An overnight culture of the bacterium to be studied is used, and 0.2 mL of this culture is deposited in 96-well microplate (Greiner) with or without the cranberry sample to be tested, again diluted 5-fold in water. Each test is performed in triplicate. As negative control for the culture, CFA medium not inoculated with either of their cranberry samples to be tested is deposited.

This microplate is placed in an incubator at 35° C. for 24 h.

The following day, after removing the culture medium and washing the wells with distilled water, 200 μL of methanol are added to each well for 15 min. After removing the methanol, the plate is dried in an incubator for 30 min. Next, 200 μL of crystal violet (Sigma) are added for 10 min. After removing the stain and washing the wells with distilled water, 200 μL of acetic acid/ethanol solution (vol/vol) are added in order to destain the biofilm produced. The reading is performed with a spectrophotometer at a wavelength of 570 nm. The higher the value of the optical density, the higher the number of bacteria attached to the plate.

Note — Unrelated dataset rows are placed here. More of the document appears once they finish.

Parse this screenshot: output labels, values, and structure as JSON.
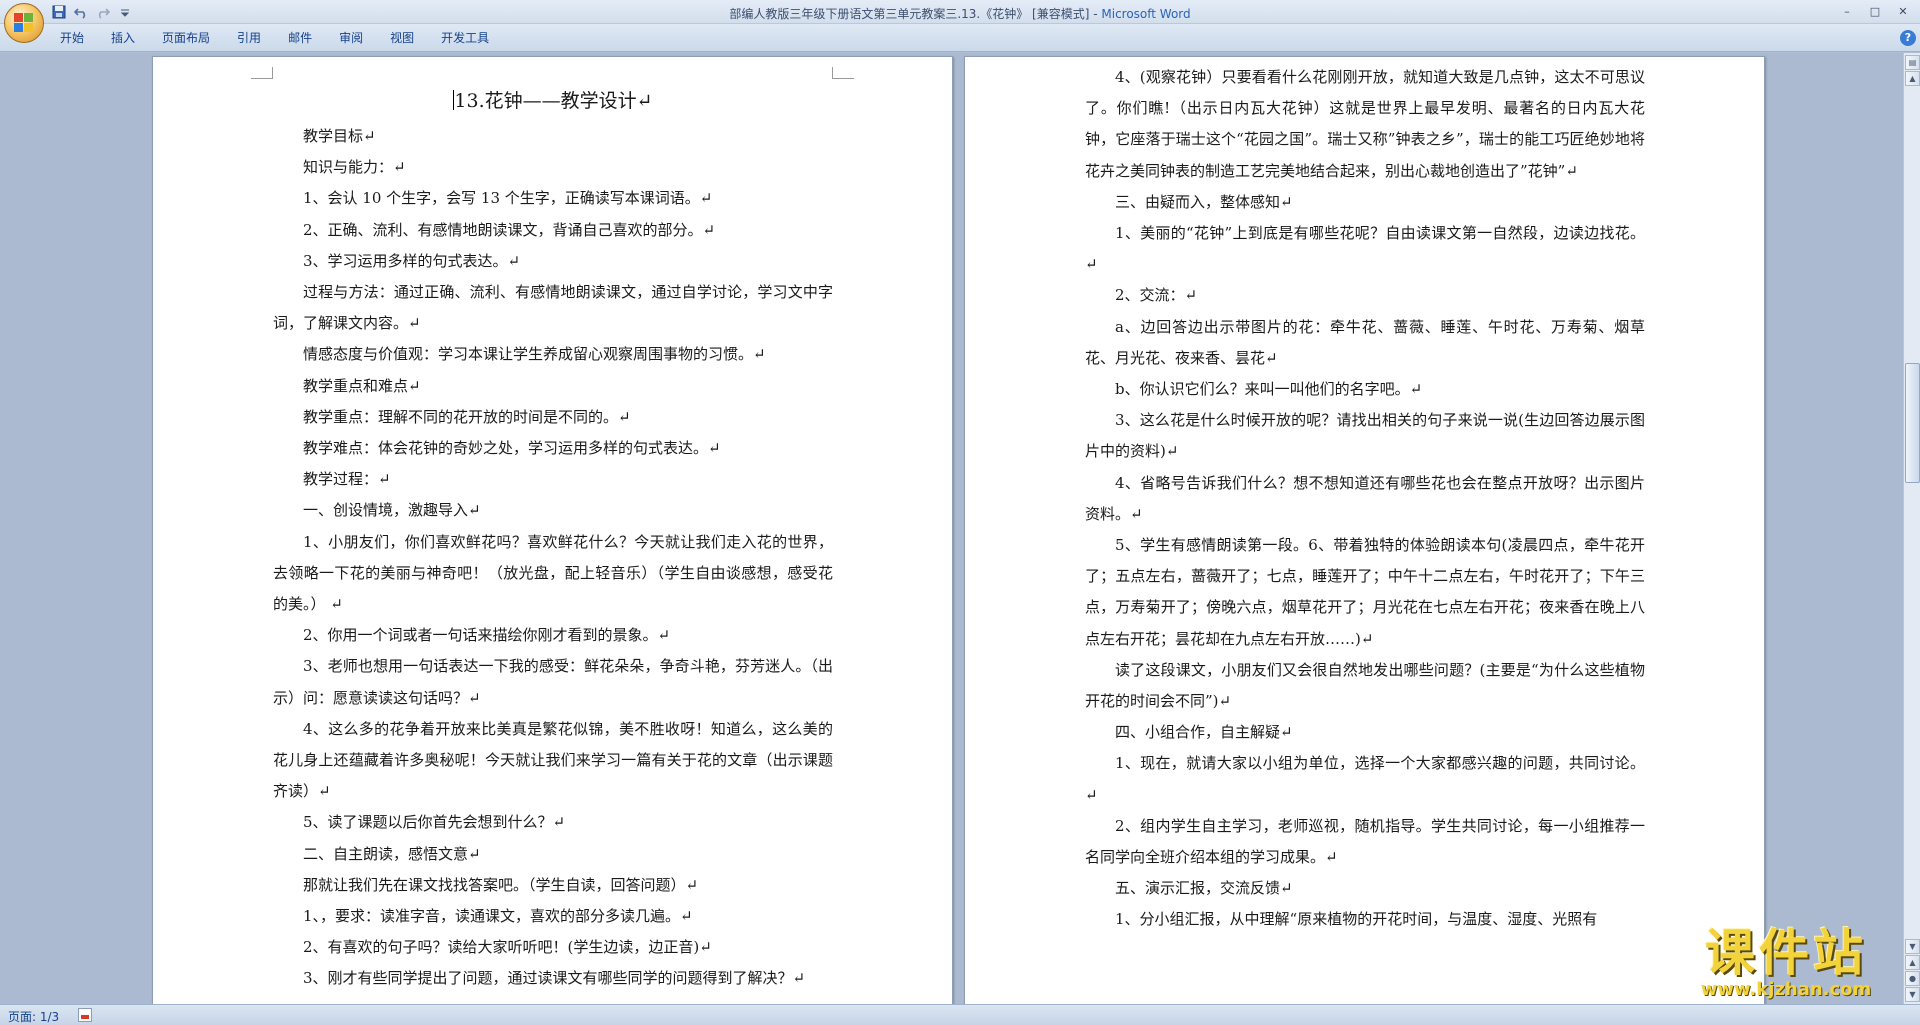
{
  "window": {
    "title_prefix": "部编人教版三年级下册语文第三单元教案三.13.《花钟》 [兼容模式] - ",
    "title_app": "Microsoft Word",
    "controls": [
      "–",
      "□",
      "✕"
    ]
  },
  "quick_access": [
    "save-icon",
    "undo-icon",
    "redo-icon",
    "customize-icon"
  ],
  "ribbon": {
    "tabs": [
      "开始",
      "插入",
      "页面布局",
      "引用",
      "邮件",
      "审阅",
      "视图",
      "开发工具"
    ],
    "help": "?"
  },
  "page1": {
    "title": "13.花钟——教学设计↵",
    "paragraphs": [
      "教学目标↵",
      "知识与能力：↵",
      "1、会认 10 个生字，会写 13 个生字，正确读写本课词语。↵",
      "2、正确、流利、有感情地朗读课文，背诵自己喜欢的部分。↵",
      "3、学习运用多样的句式表达。↵",
      "过程与方法：通过正确、流利、有感情地朗读课文，通过自学讨论，学习文中字词，了解课文内容。↵",
      "情感态度与价值观：学习本课让学生养成留心观察周围事物的习惯。↵",
      "教学重点和难点↵",
      "教学重点：理解不同的花开放的时间是不同的。↵",
      "教学难点：体会花钟的奇妙之处，学习运用多样的句式表达。↵",
      "教学过程：↵",
      " 一、创设情境，激趣导入↵",
      "1、小朋友们，你们喜欢鲜花吗？喜欢鲜花什么？今天就让我们走入花的世界，去领略一下花的美丽与神奇吧！（放光盘，配上轻音乐）（学生自由谈感想，感受花的美。）        ↵",
      "2、你用一个词或者一句话来描绘你刚才看到的景象。↵",
      "3、老师也想用一句话表达一下我的感受：鲜花朵朵，争奇斗艳，芬芳迷人。（出示）问：愿意读读这句话吗？↵",
      "4、这么多的花争着开放来比美真是繁花似锦，美不胜收呀！知道么，这么美的花儿身上还蕴藏着许多奥秘呢！今天就让我们来学习一篇有关于花的文章（出示课题   齐读）↵",
      "5、读了课题以后你首先会想到什么？↵",
      "二、自主朗读，感悟文意↵",
      "那就让我们先在课文找找答案吧。（学生自读，回答问题）↵",
      "1、，要求：读准字音，读通课文，喜欢的部分多读几遍。↵",
      "2、有喜欢的句子吗？读给大家听听吧！(学生边读，边正音)↵",
      "3、刚才有些同学提出了问题，通过读课文有哪些同学的问题得到了解决？↵"
    ]
  },
  "page2": {
    "paragraphs": [
      "4、(观察花钟）只要看看什么花刚刚开放，就知道大致是几点钟，这太不可思议了。你们瞧!（出示日内瓦大花钟）这就是世界上最早发明、最著名的日内瓦大花钟，它座落于瑞士这个“花园之国”。瑞士又称”钟表之乡”，瑞士的能工巧匠绝妙地将花卉之美同钟表的制造工艺完美地结合起来，别出心裁地创造出了”花钟”↵",
      "三、由疑而入，整体感知↵",
      "1、美丽的“花钟”上到底是有哪些花呢？自由读课文第一自然段，边读边找花。↵",
      "2、交流：↵",
      "a、边回答边出示带图片的花：牵牛花、蔷薇、睡莲、午时花、万寿菊、烟草花、月光花、夜来香、昙花↵",
      "b、你认识它们么？来叫一叫他们的名字吧。↵",
      "3、这么花是什么时候开放的呢？请找出相关的句子来说一说(生边回答边展示图片中的资料)↵",
      "4、省略号告诉我们什么？想不想知道还有哪些花也会在整点开放呀？出示图片资料。↵",
      "5、学生有感情朗读第一段。6、带着独特的体验朗读本句(凌晨四点，牵牛花开了；五点左右，蔷薇开了；七点，睡莲开了；中午十二点左右，午时花开了；下午三点，万寿菊开了；傍晚六点，烟草花开了；月光花在七点左右开花；夜来香在晚上八点左右开花；昙花却在九点左右开放……)↵",
      "读了这段课文，小朋友们又会很自然地发出哪些问题？(主要是“为什么这些植物开花的时间会不同”)↵",
      "四、小组合作，自主解疑↵",
      "1、现在，就请大家以小组为单位，选择一个大家都感兴趣的问题，共同讨论。↵",
      " 2、组内学生自主学习，老师巡视，随机指导。学生共同讨论，每一小组推荐一名同学向全班介绍本组的学习成果。↵",
      " 五、演示汇报，交流反馈↵",
      "1、分小组汇报，从中理解“原来植物的开花时间，与温度、湿度、光照有"
    ]
  },
  "status": {
    "page": "页面: 1/3"
  },
  "watermark": {
    "text": "课件站",
    "url": "www.kjzhan.com"
  }
}
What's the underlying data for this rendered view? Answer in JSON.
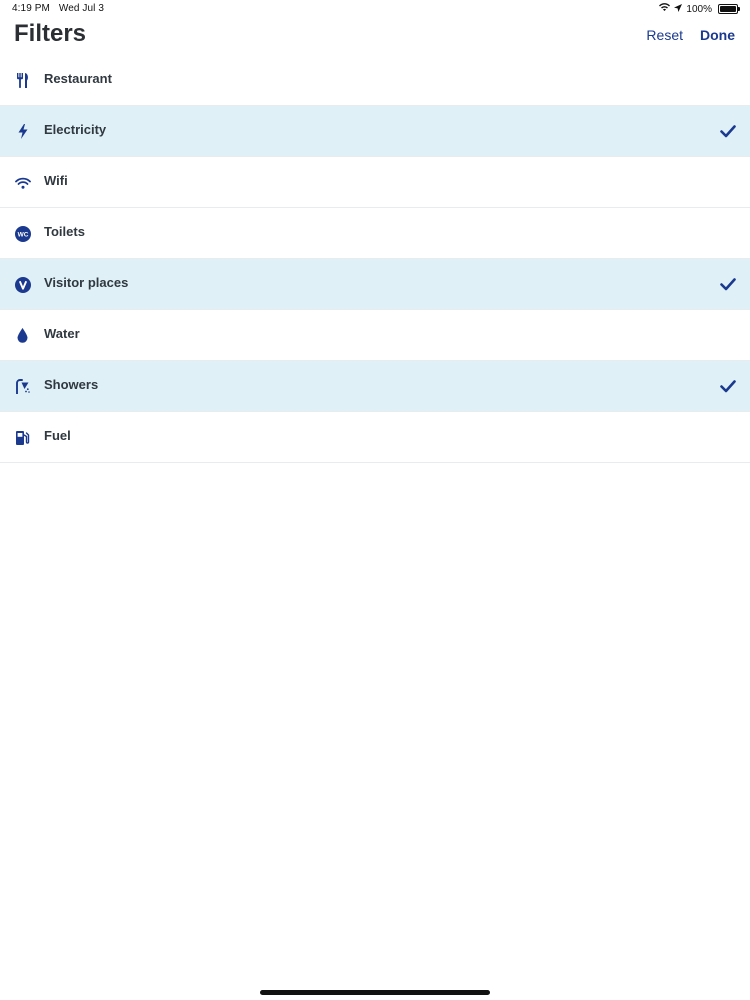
{
  "status_bar": {
    "time": "4:19 PM",
    "date": "Wed Jul 3",
    "battery": "100%",
    "icons": [
      "wifi-icon",
      "location-arrow-icon",
      "battery-icon"
    ]
  },
  "header": {
    "title": "Filters",
    "reset_label": "Reset",
    "done_label": "Done"
  },
  "filters": [
    {
      "label": "Restaurant",
      "icon": "fork-knife-icon",
      "selected": false
    },
    {
      "label": "Electricity",
      "icon": "lightning-icon",
      "selected": true
    },
    {
      "label": "Wifi",
      "icon": "wifi-icon",
      "selected": false
    },
    {
      "label": "Toilets",
      "icon": "wc-icon",
      "selected": false
    },
    {
      "label": "Visitor places",
      "icon": "visitor-v-icon",
      "selected": true
    },
    {
      "label": "Water",
      "icon": "water-drop-icon",
      "selected": false
    },
    {
      "label": "Showers",
      "icon": "shower-icon",
      "selected": true
    },
    {
      "label": "Fuel",
      "icon": "fuel-pump-icon",
      "selected": false
    }
  ],
  "colors": {
    "accent": "#1b3a8f",
    "selected_row": "#dff0f6",
    "divider": "#e8ecef"
  }
}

The results of FIG. 1 show that the extract according to the invention tested has an optical density less than that of the extract A4124A, therefore an adhesion of bacteria to the plate well less than that of batch A4124A regardless of the bacterium tested. Now, the proanthocyanidin concentration in the culture medium is the same in the test with the extract according to the invention and the test with the A4124A extract. The effect of inhibition of adhesion of the bacteria to the microplate attributed to the proanthocyanidins present in the medium at equivalent concentrations is therefore higher for the extract according to the invention than for the A4124A extract, even when the proanthocyanidin concentrations are equivalent. Thus, the proanthocyanidins present in the extract according to the invention have a higher effect on the inhibition of the adhesion of bacteria than the A4124A extract at the same concentration by mass.

It is known that this commercial extract (batch A4124A) has a mean degree of polymerization of proanthocyanidins (that is to say a mean length of tannin chain) of the order of 3 to 4. Moreover, the extract according to the invention has a mean degree of polymerization of proanthocyanidins of 8.1.

It is therefore possible to deduce from these results that the mean degree of polymerization of proanthocyanidins in the cranberry extract according to the invention plays a role in the adhesion of uropathogenic bacteria to the surface of the well. Thus, the extract according to the invention has an increased antiadhesive efficacy compared with the commercial product A4124A.

Example 6

Example of Formulation of a Gelatin Capsule

For the manufacture of one gelatin capsule of 250 mg in total, the following are mixed:

240 mg of extract according to the invention with a titer of 15% proanthocyanidins expressed as procyanidin C1 equivalent relative to the dry weight of the extract,

10 mg of microcrystalline cellulose.

Each gelatin capsule contains 36 mg of proanthocyanidins.

Example 7

Example of Formulation of a Gelatin Capsule

For the manufacture of one gelatin capsule of 300 mg in total, the following are mixed:

200 mg of AFCANN9030 extract (with a titer of 30.5% proanthocyanidins expressed as procyanidin C1 equivalent relative to the dry weight of the extract),

100 mg of microcrystalline cellulose.

Each gelatin capsule contains 61 mg of proanthocyanidins.

Example 8

Example of a Drink According to the Invention

100 grams of the following composition are prepared:

Quantity in grams
AFCANN9030 extract0.68
Powder of clear raspberry juice(sold under the name56.3
AFFRAM0013 from Diana Naturals)
Powder of clear strawberry juice (sold under the name29.3
AFFRAI0013 from Diana Naturals)
Powder of blackcurrant juice (sold under the name11.3
AFCASS9003 from Diana Naturals)
Sucralose0.23
Citric acid2.25

To prepare the drink, 22 grams of this powdered composition are then mixed in a final volume of 500 ml of water. After stirring, a drink with a pronounced raspberry taste is ready to be consumed.

A daily ration of 500 mL of this drink provides 45 milligrams of proanthocyanidins.